Gaining self-confidence that arises from independent learning
Zachary, my oldest son, started college at Oregon State University this week [Feb, 1996 – Ed.]. He expects to complete his chemistry major in two years. [Zachary completed his degree in Chemistry at Oregon State University in 2 years. He is now a graduate student in chemistry at Iowa State University. – Ed.] On the basis of College Board Advanced Placement Tests, he was allowed to skip the first two years of courses.
When I looked over his schedule of junior level chemistry and mathematics courses, I began to think I should help. After all, I had taught the same sorts of chemistry courses when I was a university faculty member. So, I said, “If you wish, I will help you with this material.”
There was then a long silence.
Both of us were thinking the same thing. How would I help? Would I lecture to him? Show him how to work the problems? Check his homework assignments for errors? Provide workbooks or other study aids? Give practice examinations? In 12 years of homeschooling, I have never done those things. His brain has no experience in the use of such crutches.
Actually, although his university instructors may not realize it, most of their job was over when they selected the textbooks and required that Zachary learn the material in them. Their periodic examinations will reflect that he has learned the material, but the professors will probably never realize that he learned it without further help.
Learning to Learn
For those people who think for themselves, most of life is a self-teaching experience. Otherwise, what would they do when they needed to learn new information or academic skills? Should they re-enroll in the university and ask to be taught? Perhaps they should not learn those things for which no teacher is available?
Unfortunately, for a great many Americans, learning only the things they are actively taught is the usual way. After school, television and the people in their immediate peer group become their primary sources of information and, all too often, misinformation. They lack the ability to learn on their own. Most importantly, they lack the ability to think independently.
From the very first day that a child begins formal academic instruction (at ages five to seven), the ultimate adult mind that will be formed by that child’s education should be uppermost in the parents’ thoughts. Their goal should be to mold an adult who can learn without help, since there will be no formal schools and teachers for most of the information that he needs in life.
Moreover, each person should have the self-confidence that arises from in- dependent leaning. That self-confidence is an essential part of the process of independent thought—a requirement of individual freedom. And, your child will require individual freedom for the best possible life before man and God.
What Should We Teach?
Elementary education is a race between the biological development of a child’s mind and the learning of skills and information required for the optimum use of that mind. Facts and information are important, but even more important are skills that must be developed early in life for optimum mental development. Some such skills, such as mathematics and writing, are also an integral part of the factual information.
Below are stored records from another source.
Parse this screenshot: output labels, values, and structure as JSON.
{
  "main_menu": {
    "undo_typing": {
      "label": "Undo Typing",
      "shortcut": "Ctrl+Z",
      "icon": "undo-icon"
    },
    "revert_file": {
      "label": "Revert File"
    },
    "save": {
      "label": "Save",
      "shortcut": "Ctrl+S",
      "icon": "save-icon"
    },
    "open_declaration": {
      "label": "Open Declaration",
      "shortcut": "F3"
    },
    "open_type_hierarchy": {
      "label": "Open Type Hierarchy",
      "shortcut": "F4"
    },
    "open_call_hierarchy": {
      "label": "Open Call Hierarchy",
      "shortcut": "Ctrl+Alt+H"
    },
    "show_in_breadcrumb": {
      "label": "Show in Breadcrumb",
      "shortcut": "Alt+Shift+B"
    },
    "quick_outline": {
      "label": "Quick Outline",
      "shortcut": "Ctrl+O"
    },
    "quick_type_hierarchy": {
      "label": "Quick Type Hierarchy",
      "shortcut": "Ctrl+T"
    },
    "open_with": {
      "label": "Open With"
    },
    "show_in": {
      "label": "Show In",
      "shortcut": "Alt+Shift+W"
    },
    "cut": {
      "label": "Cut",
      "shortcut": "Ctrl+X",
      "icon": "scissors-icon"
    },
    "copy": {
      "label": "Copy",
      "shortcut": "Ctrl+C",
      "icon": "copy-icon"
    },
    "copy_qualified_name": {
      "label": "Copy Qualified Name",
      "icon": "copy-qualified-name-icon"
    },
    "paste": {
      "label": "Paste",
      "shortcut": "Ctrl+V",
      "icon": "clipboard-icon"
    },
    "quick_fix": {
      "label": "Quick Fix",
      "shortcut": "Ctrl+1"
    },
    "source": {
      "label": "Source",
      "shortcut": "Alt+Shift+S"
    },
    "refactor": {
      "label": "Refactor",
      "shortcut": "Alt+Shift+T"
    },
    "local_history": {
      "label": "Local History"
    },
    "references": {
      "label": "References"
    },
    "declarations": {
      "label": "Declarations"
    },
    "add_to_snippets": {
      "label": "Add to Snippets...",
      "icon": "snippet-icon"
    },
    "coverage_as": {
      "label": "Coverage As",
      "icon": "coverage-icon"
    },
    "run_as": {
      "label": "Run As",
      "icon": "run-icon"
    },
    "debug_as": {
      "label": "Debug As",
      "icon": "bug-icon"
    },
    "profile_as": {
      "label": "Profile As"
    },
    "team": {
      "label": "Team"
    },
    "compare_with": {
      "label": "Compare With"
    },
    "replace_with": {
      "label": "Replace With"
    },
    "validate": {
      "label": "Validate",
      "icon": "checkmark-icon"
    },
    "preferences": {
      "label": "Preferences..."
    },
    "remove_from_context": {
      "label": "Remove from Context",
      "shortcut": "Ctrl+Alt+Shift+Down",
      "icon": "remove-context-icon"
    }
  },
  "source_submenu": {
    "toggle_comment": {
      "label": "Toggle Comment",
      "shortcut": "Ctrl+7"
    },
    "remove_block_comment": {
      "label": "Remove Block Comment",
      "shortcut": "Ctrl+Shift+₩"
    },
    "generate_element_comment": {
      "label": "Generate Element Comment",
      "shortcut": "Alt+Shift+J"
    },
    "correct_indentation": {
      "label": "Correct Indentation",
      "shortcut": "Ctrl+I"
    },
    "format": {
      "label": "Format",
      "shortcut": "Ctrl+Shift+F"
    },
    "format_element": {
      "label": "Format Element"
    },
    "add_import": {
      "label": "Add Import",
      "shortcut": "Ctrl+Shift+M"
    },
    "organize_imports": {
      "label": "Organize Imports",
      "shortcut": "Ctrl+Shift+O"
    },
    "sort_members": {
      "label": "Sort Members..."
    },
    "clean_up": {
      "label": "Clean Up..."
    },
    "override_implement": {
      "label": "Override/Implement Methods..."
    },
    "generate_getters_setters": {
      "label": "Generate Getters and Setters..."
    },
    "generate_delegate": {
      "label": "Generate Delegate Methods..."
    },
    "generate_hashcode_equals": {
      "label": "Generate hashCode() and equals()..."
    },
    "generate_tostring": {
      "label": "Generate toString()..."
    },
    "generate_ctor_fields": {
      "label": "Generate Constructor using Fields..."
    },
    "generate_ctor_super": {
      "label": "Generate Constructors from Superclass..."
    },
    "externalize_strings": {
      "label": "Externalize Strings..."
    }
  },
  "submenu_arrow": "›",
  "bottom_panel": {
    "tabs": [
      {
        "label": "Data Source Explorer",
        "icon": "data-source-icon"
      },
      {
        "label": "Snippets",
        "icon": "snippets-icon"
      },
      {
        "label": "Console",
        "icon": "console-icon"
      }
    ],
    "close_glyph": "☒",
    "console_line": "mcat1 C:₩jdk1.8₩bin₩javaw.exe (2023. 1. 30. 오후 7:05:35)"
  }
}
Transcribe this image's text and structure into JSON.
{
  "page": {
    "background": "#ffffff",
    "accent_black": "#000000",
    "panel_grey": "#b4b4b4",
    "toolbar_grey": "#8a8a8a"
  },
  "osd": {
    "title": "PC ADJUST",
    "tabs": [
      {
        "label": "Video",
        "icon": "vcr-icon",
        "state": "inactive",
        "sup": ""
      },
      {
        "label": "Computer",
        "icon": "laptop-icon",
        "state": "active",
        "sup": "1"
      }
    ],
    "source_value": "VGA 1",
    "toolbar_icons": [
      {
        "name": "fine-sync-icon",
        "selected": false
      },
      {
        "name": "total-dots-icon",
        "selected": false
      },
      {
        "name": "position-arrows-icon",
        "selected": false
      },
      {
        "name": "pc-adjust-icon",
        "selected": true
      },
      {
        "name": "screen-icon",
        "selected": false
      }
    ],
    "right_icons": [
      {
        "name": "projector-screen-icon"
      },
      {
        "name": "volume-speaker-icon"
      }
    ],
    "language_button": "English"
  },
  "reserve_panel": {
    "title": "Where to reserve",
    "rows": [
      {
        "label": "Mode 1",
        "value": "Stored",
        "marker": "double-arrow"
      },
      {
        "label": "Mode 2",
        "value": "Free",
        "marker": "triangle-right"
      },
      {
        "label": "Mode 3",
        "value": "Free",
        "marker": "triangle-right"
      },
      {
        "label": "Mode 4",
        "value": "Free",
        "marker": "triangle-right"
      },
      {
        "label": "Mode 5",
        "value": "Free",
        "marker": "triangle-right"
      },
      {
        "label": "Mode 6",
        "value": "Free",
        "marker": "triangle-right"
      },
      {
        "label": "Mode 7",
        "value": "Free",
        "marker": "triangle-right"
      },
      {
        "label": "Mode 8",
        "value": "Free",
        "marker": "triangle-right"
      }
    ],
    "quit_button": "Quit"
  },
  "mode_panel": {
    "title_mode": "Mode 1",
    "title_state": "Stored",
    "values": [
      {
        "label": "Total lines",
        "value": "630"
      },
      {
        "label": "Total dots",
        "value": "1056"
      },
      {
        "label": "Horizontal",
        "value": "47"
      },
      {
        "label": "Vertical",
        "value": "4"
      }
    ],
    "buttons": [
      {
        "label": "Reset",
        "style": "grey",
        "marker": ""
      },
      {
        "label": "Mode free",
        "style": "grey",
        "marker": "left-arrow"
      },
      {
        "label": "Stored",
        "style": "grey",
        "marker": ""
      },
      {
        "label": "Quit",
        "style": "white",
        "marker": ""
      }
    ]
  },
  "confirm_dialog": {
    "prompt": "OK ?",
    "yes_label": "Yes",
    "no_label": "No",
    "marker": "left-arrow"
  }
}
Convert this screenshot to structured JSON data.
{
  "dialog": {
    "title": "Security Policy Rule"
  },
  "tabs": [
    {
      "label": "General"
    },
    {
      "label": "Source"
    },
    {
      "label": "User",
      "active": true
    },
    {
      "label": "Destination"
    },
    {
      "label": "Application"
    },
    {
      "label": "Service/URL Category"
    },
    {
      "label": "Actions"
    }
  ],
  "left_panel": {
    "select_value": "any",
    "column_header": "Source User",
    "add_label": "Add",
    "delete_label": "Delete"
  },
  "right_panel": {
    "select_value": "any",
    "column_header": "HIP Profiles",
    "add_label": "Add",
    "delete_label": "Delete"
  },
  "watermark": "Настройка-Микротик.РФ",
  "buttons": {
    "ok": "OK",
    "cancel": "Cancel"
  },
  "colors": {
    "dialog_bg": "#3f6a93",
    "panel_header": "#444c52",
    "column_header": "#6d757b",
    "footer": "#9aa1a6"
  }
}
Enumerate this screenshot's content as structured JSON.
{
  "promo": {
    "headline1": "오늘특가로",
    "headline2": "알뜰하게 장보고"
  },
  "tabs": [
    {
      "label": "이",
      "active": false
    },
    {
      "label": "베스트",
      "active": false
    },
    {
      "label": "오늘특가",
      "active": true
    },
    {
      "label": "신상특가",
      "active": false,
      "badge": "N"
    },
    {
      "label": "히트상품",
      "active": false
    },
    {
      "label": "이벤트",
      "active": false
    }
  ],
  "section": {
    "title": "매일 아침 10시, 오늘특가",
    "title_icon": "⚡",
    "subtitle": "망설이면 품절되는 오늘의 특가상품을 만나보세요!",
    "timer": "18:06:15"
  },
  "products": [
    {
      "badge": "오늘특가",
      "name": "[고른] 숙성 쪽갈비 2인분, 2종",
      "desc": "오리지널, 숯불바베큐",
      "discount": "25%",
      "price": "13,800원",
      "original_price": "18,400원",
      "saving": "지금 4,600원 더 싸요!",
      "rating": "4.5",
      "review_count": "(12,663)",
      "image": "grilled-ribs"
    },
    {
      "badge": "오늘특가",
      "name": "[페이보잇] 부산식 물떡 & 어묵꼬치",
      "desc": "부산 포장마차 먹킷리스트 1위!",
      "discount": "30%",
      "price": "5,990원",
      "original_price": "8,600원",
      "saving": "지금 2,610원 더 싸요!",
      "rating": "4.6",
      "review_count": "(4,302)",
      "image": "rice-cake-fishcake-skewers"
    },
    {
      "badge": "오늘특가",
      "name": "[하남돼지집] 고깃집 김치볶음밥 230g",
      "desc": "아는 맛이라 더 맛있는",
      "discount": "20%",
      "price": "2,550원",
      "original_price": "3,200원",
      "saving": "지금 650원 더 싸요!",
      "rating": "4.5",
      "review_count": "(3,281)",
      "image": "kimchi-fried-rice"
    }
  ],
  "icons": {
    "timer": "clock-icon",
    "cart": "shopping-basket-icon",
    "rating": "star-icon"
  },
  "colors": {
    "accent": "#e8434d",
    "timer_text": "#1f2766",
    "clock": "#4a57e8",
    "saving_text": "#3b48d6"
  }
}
Other skills are a part of the organization of the school itself and consist of a collection of mental habits and attitudes.
In designing homeschool curricula for our children, we should, therefore, ask ourselves several important questions:
- Are the facts we teach fundamental information of primary importance to productive thought?
- Are the study habits and attitudes we teach suitable for the adult that our child will become?
- Are these things acquired in such a way and with sufficient mastery that the child will develop self-confidence in his independent individual abilities?
Ultimately, no authority can answer these questions. Parents know their child best, and it is their responsibility to answer these questions for their family. Parents should realize, however, the importance of these questions.
These questions lead to some surprising conclusions: First, much of the information traditionally a part of grades 1—12 is of lesser importance than other often-neglected information. Book selection is of crucial importance. Second, study environment and habits are very important, where-as learning tools and active teacher tutoring are of lesser importance and potentially harmful. Three, children learn by example. Most importantly home-school teachers must serve, through their own behavior regarding their own work, as good examples for their students.
Authors Note: The next editions of this column will discuss specific parts of homeschooling and the ways in which each of them fits into these goals. I am delighted to have this opportunity to share these thoughts with you. I hope that you will find among them an occasional gem that proves beneficial for your students.
This article is Copyright 1994 Home Life Inc. Used by permission. Originally published in Practical Homeschooling magazine. PO Box 1190 Fenton, MO 63026, 1-800-346-6322, fax 636-225-0743, email: firstname.lastname@example.org, website: http://www.home-school.com. Prices are $19.95 / 6 bimonthly issues or $35 / 2 years. This publication should be read by every homeschool family.
Models in the Mind
For an extensive article on how the mind learns and the importance of developing the ability to solve problems, see this excellent article recently published in Dr. Robinson’s newsletter Access to Energy by clicking on the link below: